With so many people suffering because of the coronavirus, it's natural to feel anxious, unhappy, even depressed. But I'm finding that the isolation and altered routine caused by Oregon having a Stay Home, Save Lives order has some bright spots.
Sure, I no longer can go to Tai Chi classes. Nor can I go to our athletic club. Meeting a friend at a coffee house is a no-no. I still go grocery shopping once a week, but wear a mask and gloves. The dog park we used to enjoy is closed.
So much is different now. Along with many millions of other people, I've been cast out of the activities that were so familiar to me, I took them for granted. Now that they're gone, I realize how precious they were.
But like a handful of flowers blooming in a otherwise stark desert, other things in my daily life now stand out, because the mental backdrop that used to be filled to overflowing with busyness -- time to go here, then there, and after that, another here-and-there -- has become a largely blank canvas against which small things are showcased.
A few examples...
-- Standing in the checkout line at a store where I'd perused the completely empty shelves where toilet paper once was stacked high, I noticed a bundle of toilet paper in the cart of the woman in front of me. Ah, Seventh Generation, I said to myself. That would be in the organic/health food section of the store.
And so it was, on a bottom shelf, a place where most shoppers wouldn't think to look for toilet paper.
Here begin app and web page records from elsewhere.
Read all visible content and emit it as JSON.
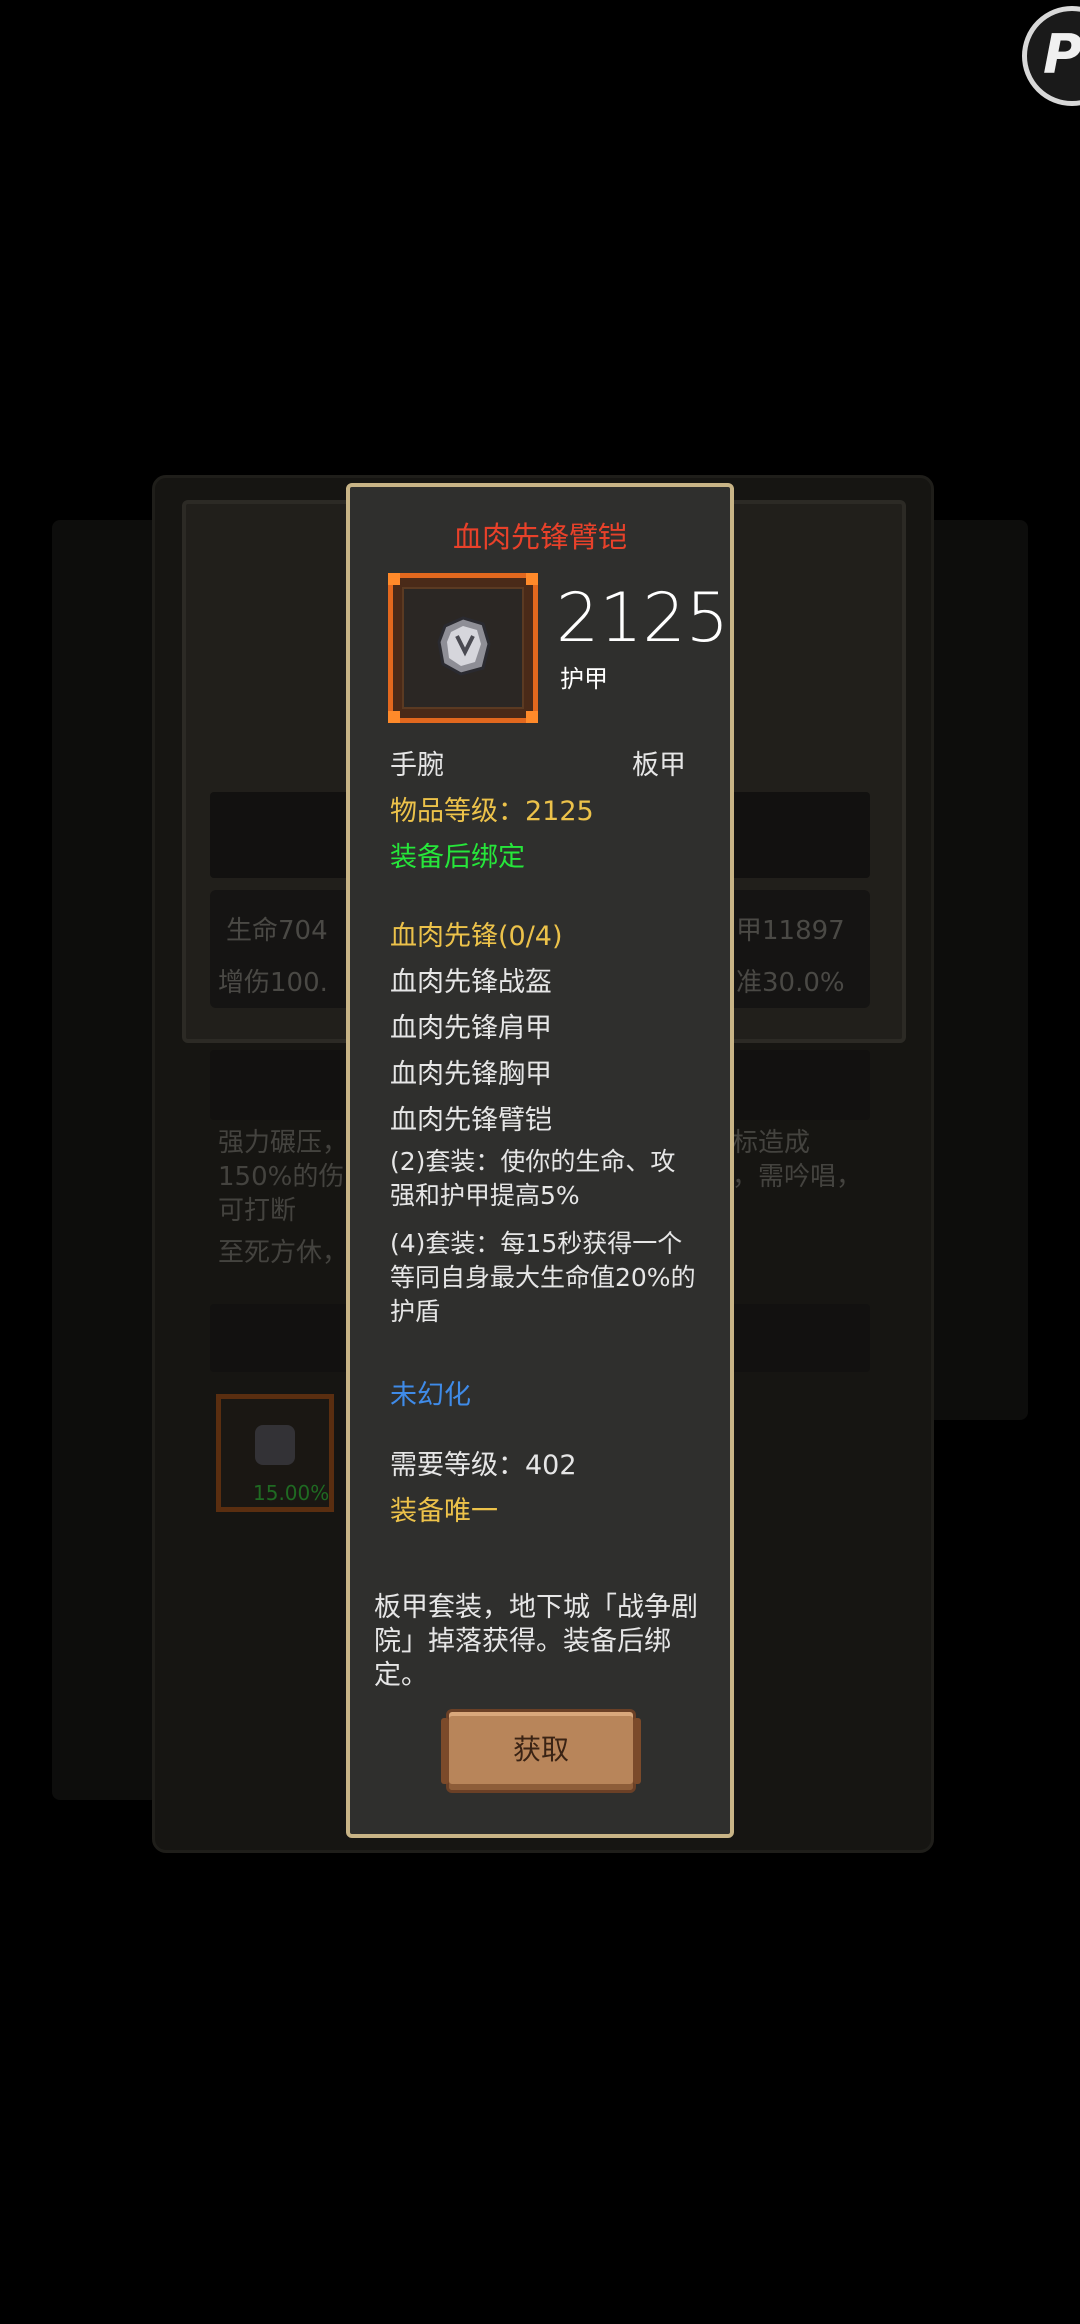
{
  "background": {
    "stat_row1_left": "生命704",
    "stat_row1_right": "甲11897",
    "stat_row2_left": "增伤100.",
    "stat_row2_right": "准30.0%",
    "desc_line1_left": "强力碾压，",
    "desc_line1_right": "标造成",
    "desc_line2_left": "150%的伤",
    "desc_line2_right": "，需吟唱，",
    "desc_line3": "可打断",
    "desc_line4": "至死方休，",
    "item_drop_rate": "15.00%"
  },
  "badge": {
    "letter": "P"
  },
  "tooltip": {
    "title": "血肉先锋臂铠",
    "icon": "gauntlet-icon",
    "armor_value": "2125",
    "armor_label": "护甲",
    "slot": "手腕",
    "armor_type": "板甲",
    "item_level": "物品等级：2125",
    "bind": "装备后绑定",
    "set_name": "血肉先锋(0/4)",
    "set_pieces": [
      "血肉先锋战盔",
      "血肉先锋肩甲",
      "血肉先锋胸甲",
      "血肉先锋臂铠"
    ],
    "set_bonus_2": "(2)套装：使你的生命、攻强和护甲提高5%",
    "set_bonus_4": "(4)套装：每15秒获得一个等同自身最大生命值20%的护盾",
    "transmog": "未幻化",
    "required_level": "需要等级：402",
    "unique": "装备唯一",
    "description": "板甲套装，地下城「战争剧院」掉落获得。装备后绑定。",
    "get_button": "获取"
  },
  "colors": {
    "title": "#e8412a",
    "gold": "#ecc24a",
    "green": "#26e63a",
    "blue": "#3f8be8",
    "border": "#c8b486",
    "frame": "#e2681e"
  }
}
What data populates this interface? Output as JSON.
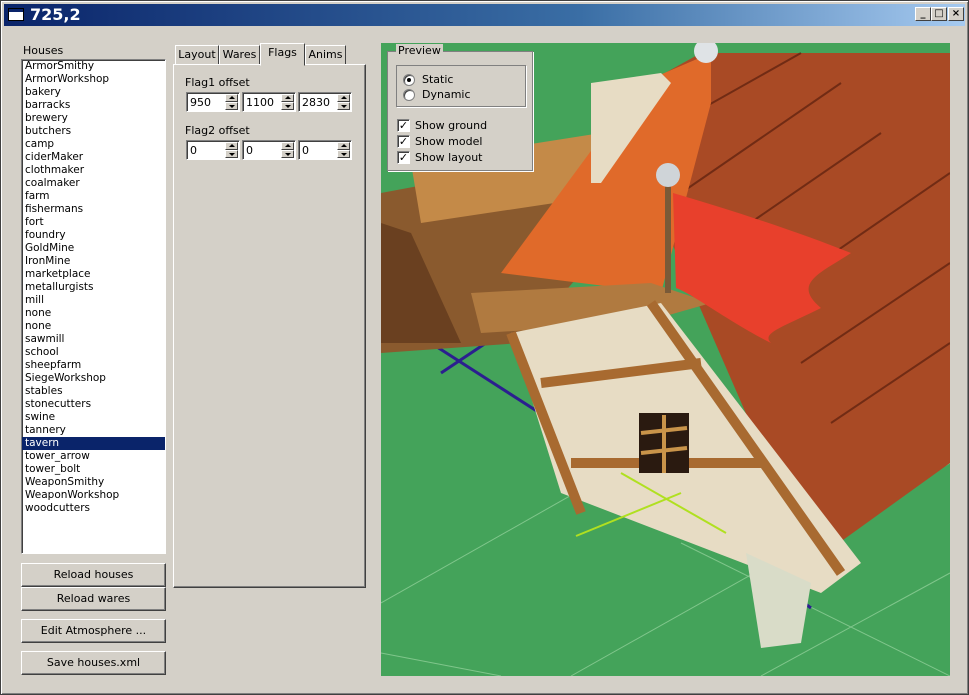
{
  "window": {
    "title": "725,2"
  },
  "houses": {
    "label": "Houses",
    "items": [
      "ArmorSmithy",
      "ArmorWorkshop",
      "bakery",
      "barracks",
      "brewery",
      "butchers",
      "camp",
      "ciderMaker",
      "clothmaker",
      "coalmaker",
      "farm",
      "fishermans",
      "fort",
      "foundry",
      "GoldMine",
      "IronMine",
      "marketplace",
      "metallurgists",
      "mill",
      "none",
      "none",
      "sawmill",
      "school",
      "sheepfarm",
      "SiegeWorkshop",
      "stables",
      "stonecutters",
      "swine",
      "tannery",
      "tavern",
      "tower_arrow",
      "tower_bolt",
      "WeaponSmithy",
      "WeaponWorkshop",
      "woodcutters"
    ],
    "selected_index": 29
  },
  "buttons": {
    "reload_houses": "Reload houses",
    "reload_wares": "Reload wares",
    "edit_atmosphere": "Edit Atmosphere ...",
    "save_houses": "Save houses.xml"
  },
  "tabs": [
    {
      "label": "Layout",
      "active": false
    },
    {
      "label": "Wares",
      "active": false
    },
    {
      "label": "Flags",
      "active": true
    },
    {
      "label": "Anims",
      "active": false
    }
  ],
  "flags": {
    "flag1_label": "Flag1 offset",
    "flag1_values": [
      "950",
      "1100",
      "2830"
    ],
    "flag2_label": "Flag2 offset",
    "flag2_values": [
      "0",
      "0",
      "0"
    ]
  },
  "preview": {
    "title": "Preview",
    "mode_static": "Static",
    "mode_dynamic": "Dynamic",
    "selected_mode": "Static",
    "show_ground": "Show ground",
    "show_model": "Show model",
    "show_layout": "Show layout",
    "show_ground_checked": true,
    "show_model_checked": true,
    "show_layout_checked": true
  },
  "colors": {
    "ground": "#44a35a",
    "roof": "#d9531f",
    "flag": "#e8402c",
    "layout_outline": "#2b1f8f",
    "selection": "#0a246a"
  }
}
Returning to the checkout line, the cashier said, "Ah, I see you found the secret place." "Yes," I told her, "but we must speak softly to keep the secret." Returning home with the precious toilet paper, I felt as proud as if I'd killed a saber-toothed tiger and brought it back to the cave.
-- When I'm out and about on an essential trip to a grocery store or pharmacy, I enjoy driving to the Starbucks nearest to where we live. I can't see how many cars are in the drive-through lane until I turn into the Starbucks parking lot, which now, of course, has few cars, since coffee houses and restaurants are limited to takeout only.
Sometimes so many cars are in line, I feel it isn't worth it to join the queue, especially if I have cold or frozen groceries in the car. But when I enter the parking lot and see only a few vehicles in the drive-through lane, a burst of happiness explodes in my brain. When I hold up the Starbucks app on my iPhone for the barista to scan the bar code that pays for my Grande Decaf Nonfat Vanilla Latte, I enjoy the brief encounter with a coffee house amployee that I used to take for granted.
-- My wife walks our Husky mix, Mooka, in the morning. I walk her in the late afternoon. This has become the most important item on my otherwise mostly empty calendar. Sometimes my wife says, "I can walk Mooka if you don't feel like it." "Oh, I sure do feel like it," I tell her. "This is a high point of my day." Even though pre-coronavirus, I have to admit that sometimes it felt like an unwelcome chore.
We live in the country, about five miles from town. There's a two mile loop on curvy roads that Mooka and I go on every day. It has some fairly steep hills, ups and downs, so the loop is a good alternative to the elliptical trainer that I used to use at our athletic club three days a week, while I watched one of the televisions. Now I watch real life, 3-D life.
Today a neighbor was herding her goats down the road to another neighbor's home, apparently to have them munch in their pasture. Mooka was transfixed by the sight. She's a curious dog. This was her first sight of goats on a road. It was a special moment for dog and human. Not a big thing, just a small thing that created considerable joy for both a canine and a Homo sapiens.